What the task requires: Every line of the data that includes "body" should be copied out.

----

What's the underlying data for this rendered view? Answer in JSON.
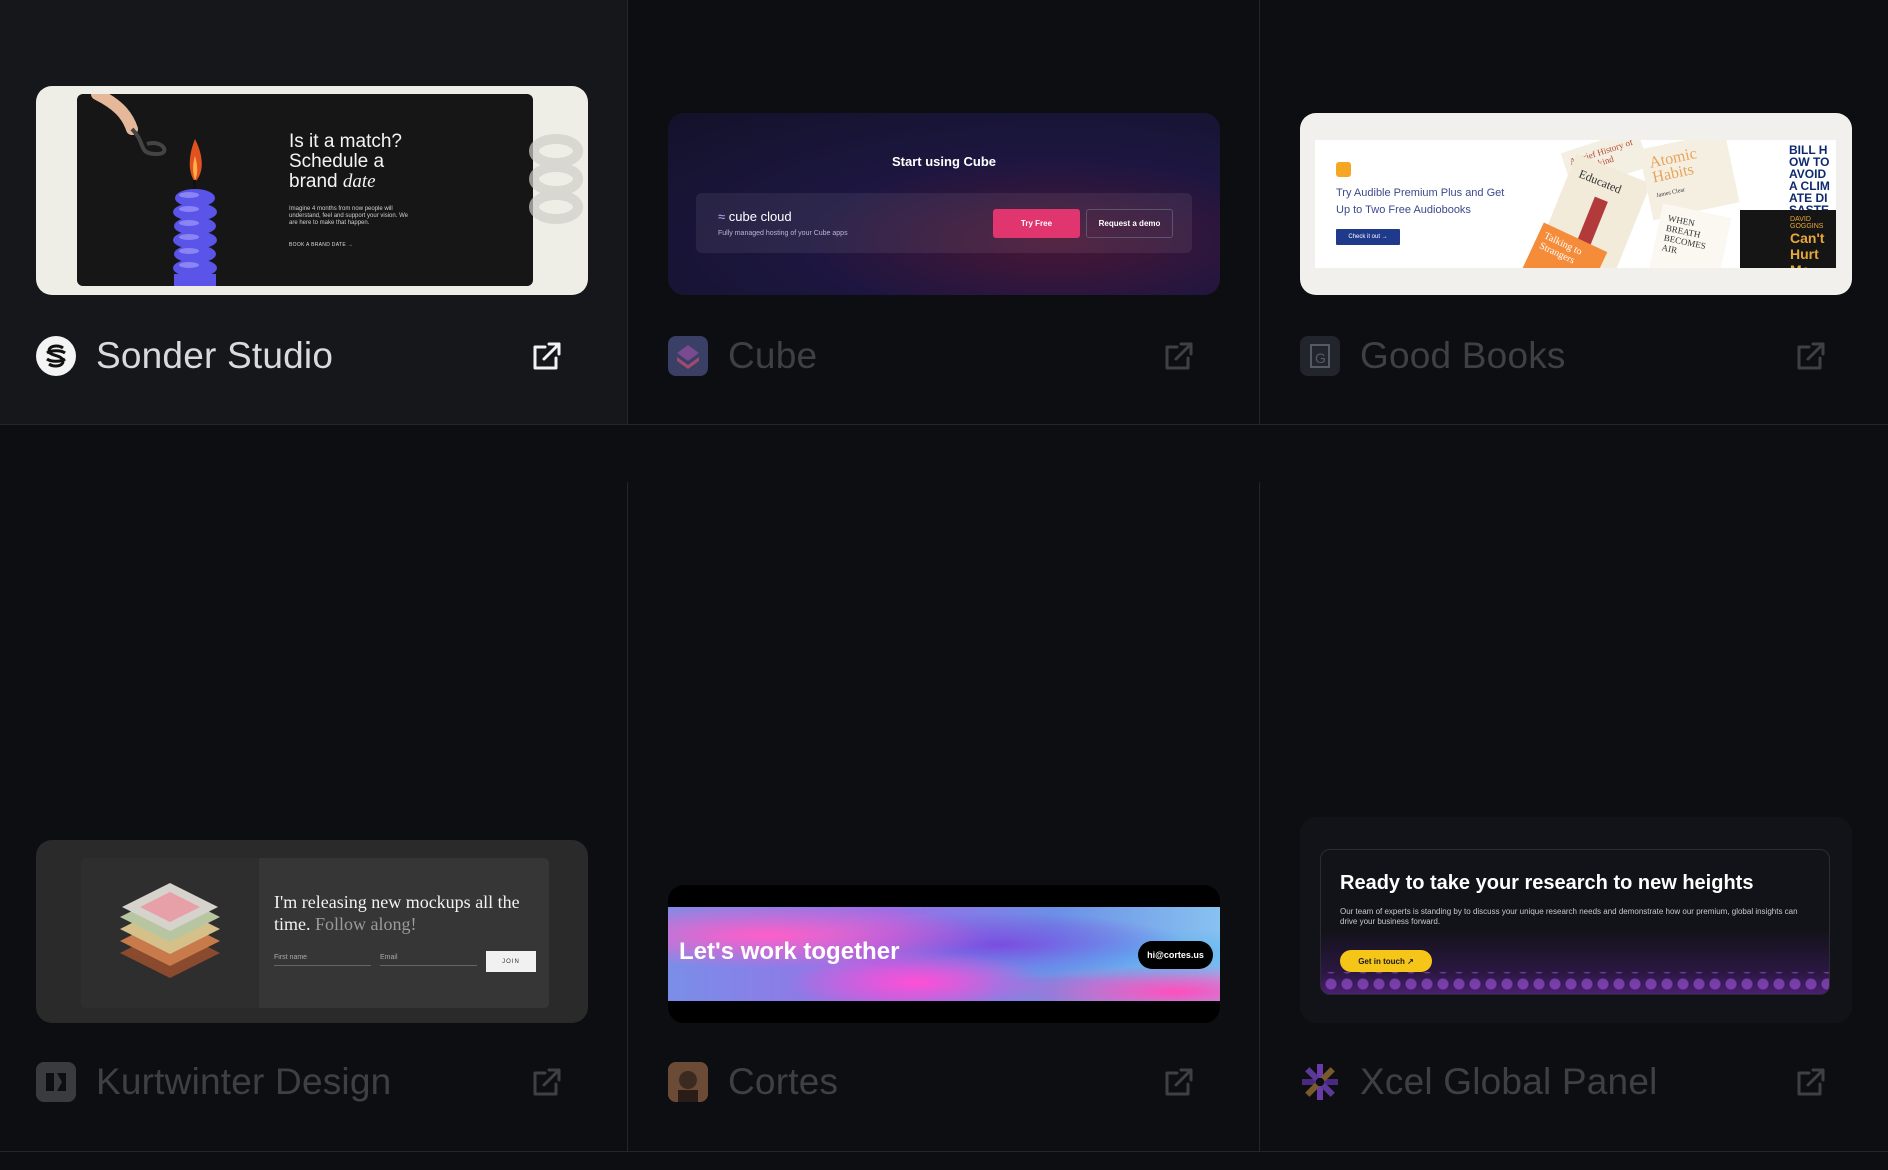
{
  "cards": [
    {
      "name": "Sonder Studio",
      "preview": {
        "headline_1": "Is it a match?",
        "headline_2": "Schedule a",
        "headline_3": "brand ",
        "headline_em": "date",
        "body": "Imagine 4 months from now people will understand, feel and support your vision. We are here to make that happen.",
        "cta": "BOOK A BRAND DATE →"
      }
    },
    {
      "name": "Cube",
      "preview": {
        "title": "Start using Cube",
        "logo_text": "cube cloud",
        "subtitle": "Fully managed hosting of your Cube apps",
        "primary_button": "Try Free",
        "secondary_button": "Request a demo"
      }
    },
    {
      "name": "Good Books",
      "preview": {
        "text": "Try Audible Premium Plus and Get Up to Two Free Audiobooks",
        "button": "Check it out →",
        "book_1": "Educated",
        "book_2": "Atomic Habits",
        "book_2_author": "James Clear",
        "book_3": "When Breath Becomes Air",
        "book_4": "Talking to Strangers",
        "book_5": "A Brief History of Humankind",
        "book_6": "Can't Hurt Me",
        "book_6_author": "DAVID GOGGINS",
        "book_7": "BILL HOW TO AVOID A CLIMATE DISASTER"
      }
    },
    {
      "name": "Kurtwinter Design",
      "preview": {
        "headline": "I'm releasing new mockups all the time. ",
        "headline_muted": "Follow along!",
        "first_name_placeholder": "First name",
        "email_placeholder": "Email",
        "button": "JOIN"
      }
    },
    {
      "name": "Cortes",
      "preview": {
        "headline": "Let's work together",
        "email": "hi@cortes.us"
      }
    },
    {
      "name": "Xcel Global Panel",
      "preview": {
        "title": "Ready to take your research to new heights",
        "body": "Our team of experts is standing by to discuss your unique research needs and demonstrate how our premium, global insights can drive your business forward.",
        "button": "Get in touch ↗"
      }
    }
  ],
  "icons": {
    "external_link": "external-link-icon"
  },
  "colors": {
    "page_bg": "#0d0e11",
    "active_card_bg": "#16171b",
    "muted_text": "#3e4046",
    "active_text": "#d9dade"
  }
}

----

Exercise result:
        "body": "Imagine 4 months from now people will understand, feel and support your vision. We are here to make that happen.",
        "body": "Our team of experts is standing by to discuss your unique research needs and demonstrate how our premium, global insights can drive your business forward.",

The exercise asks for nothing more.